mental health awareness

I have struggled with depression for years, as I briefly shared in a previous post. Not just I’m-feeling-sad-so-let’s-eat-ice-cream-and-cry depression, but a very dark and lonely depression where thoughts of suicide and whispers of lies were in my head all day long. Day in and day out. How long has this been going on? Since I was 11 years old.

I fell madly in love with Jesus Christ when I was 21 years old and sadly I got the idea that once I became a Christian it would all go away (Newsflash: trials do not disappear, many times throughout the Bible there are references of trials and the spiritual growth that can come through them.  If anyone needs clarity on this, go read the book of James). Honestly, I felt like the depression was suppressed for a while, but then it would creep back in. After each of my pregnancies I found myself awake in the middle of the night sobbing because I couldn’t imagine persevering through this or seeing any way out of the pit I was stuck in yet again.
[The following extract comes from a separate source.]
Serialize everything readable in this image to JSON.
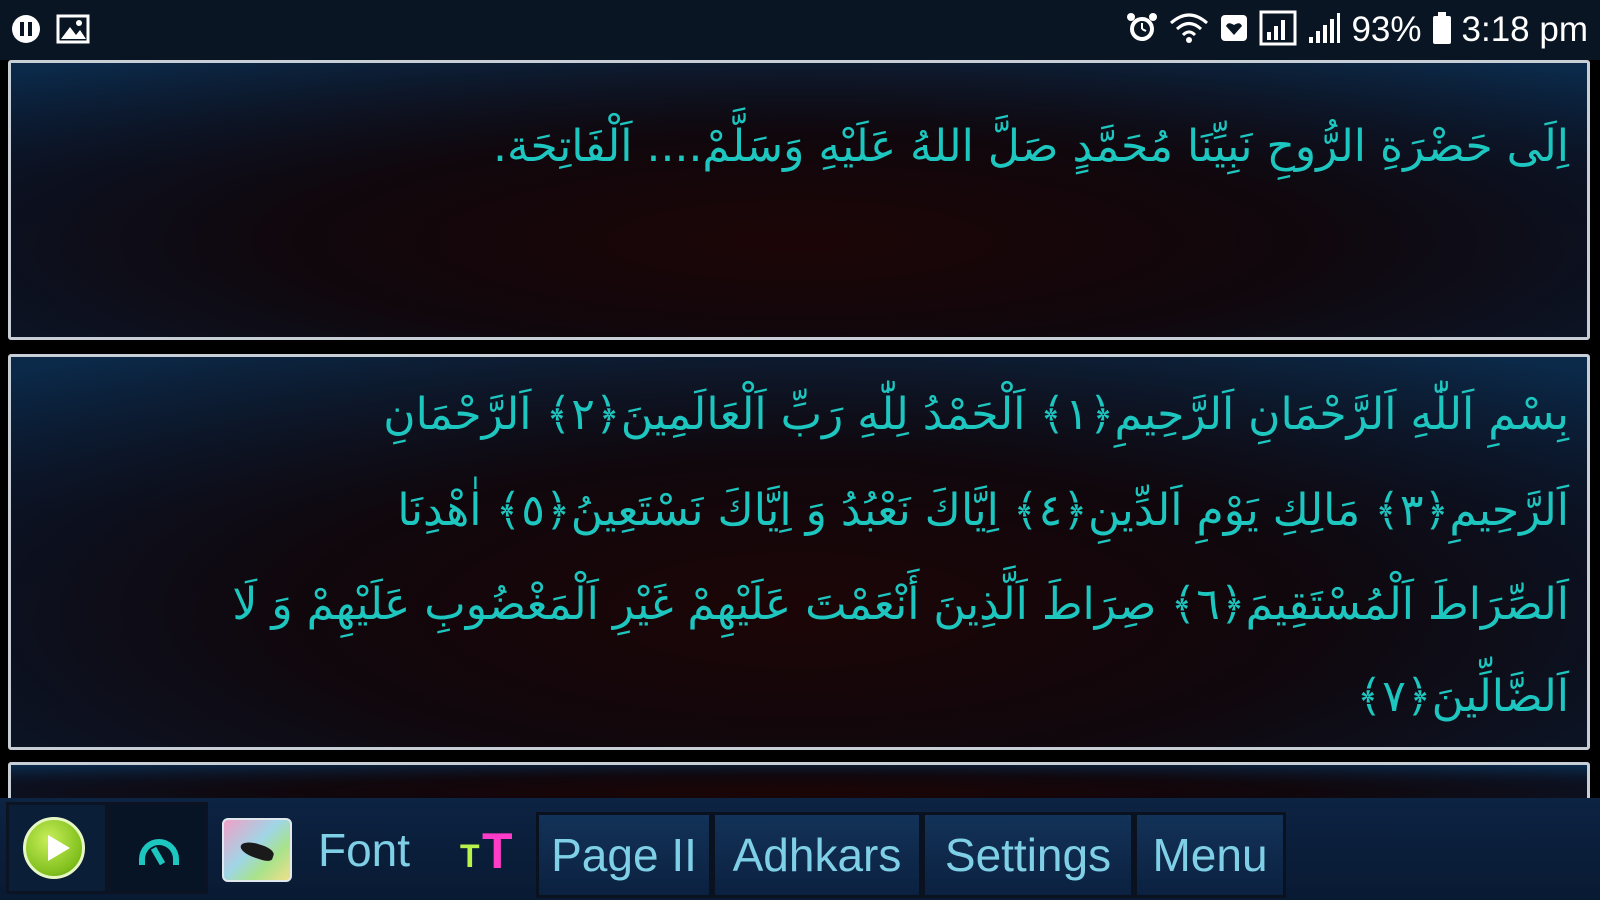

This last episode of post-partum depression has been the worst, hands down. Less than 2 weeks after beautiful Isaac was born I was in that bathroom at 2:00AM and staring at all the prescription medication in the medicine cabinet debating taking all the pills to end this indescribable pain. This happened every day for two months, and it would have gone on longer if my husband didn’t step in.

Those two months were filled with joy and darkness. I know, it’s a hard concept to grasp, but honestly I had moments of joy in the midst of the fog. When Noah and Timothy would shower their new brother in kisses, or when Nathan would have a tickling war with the boys, or just sitting back and realizing how blessed I am… Yet still feeling depressed… Which just made everything worse because that’s what I always said in my head, You have a wonderful life, you have no reason to feel this way!

Seriously, even when my depression began it wasn’t because of this tragic event or anything bad in my life happening… the depression just began and has been like a bad high school relationship ever since; on again and off again too many times to count. That’s the thing that is hard for many people to understand… I have heard well-meaning people just say (not to me personally, but about people who struggle with depression) “Get over it,” or “Just pray more,” but sometimes a mental illness is just that: an illness. Please hear me out, because I absolutely believe in the miraculous healing power of God, but I also know He works and moves in many different ways. Just because someone struggles with a mental illness it doesn’t mean their faith is lacking. It wasn’t until my amazing husband lovingly suggested trying medication to see if it would help, and the results have been amazing.

I started taking Zoloft and going to Christian counseling, and I feel like a new person. I am learning and discovering so much through counseling and working on forming a new belief system; a true belief system based on Scripture. Is my depression gone completely? No, I still have my moments, but y’all, I want to live now! I don’t contemplate suicide every day. I’m not up crying every night. I’m not begging the Lord to take me Home. I’m working through this struggle and have come to peace with the reality that I may have to battle this for the rest of my life, but you know what? If this is what it takes to help others battling with depression know they are not alone, if this is what it takes to break the shame and stigma attached to mental illness, if this is what it takes to bring God even greater glory… then I will fight this battle. I will fight and pray not just for my own battle with mental illness, but for so many others that struggle with mental illness too. You are not alone, and you are loved.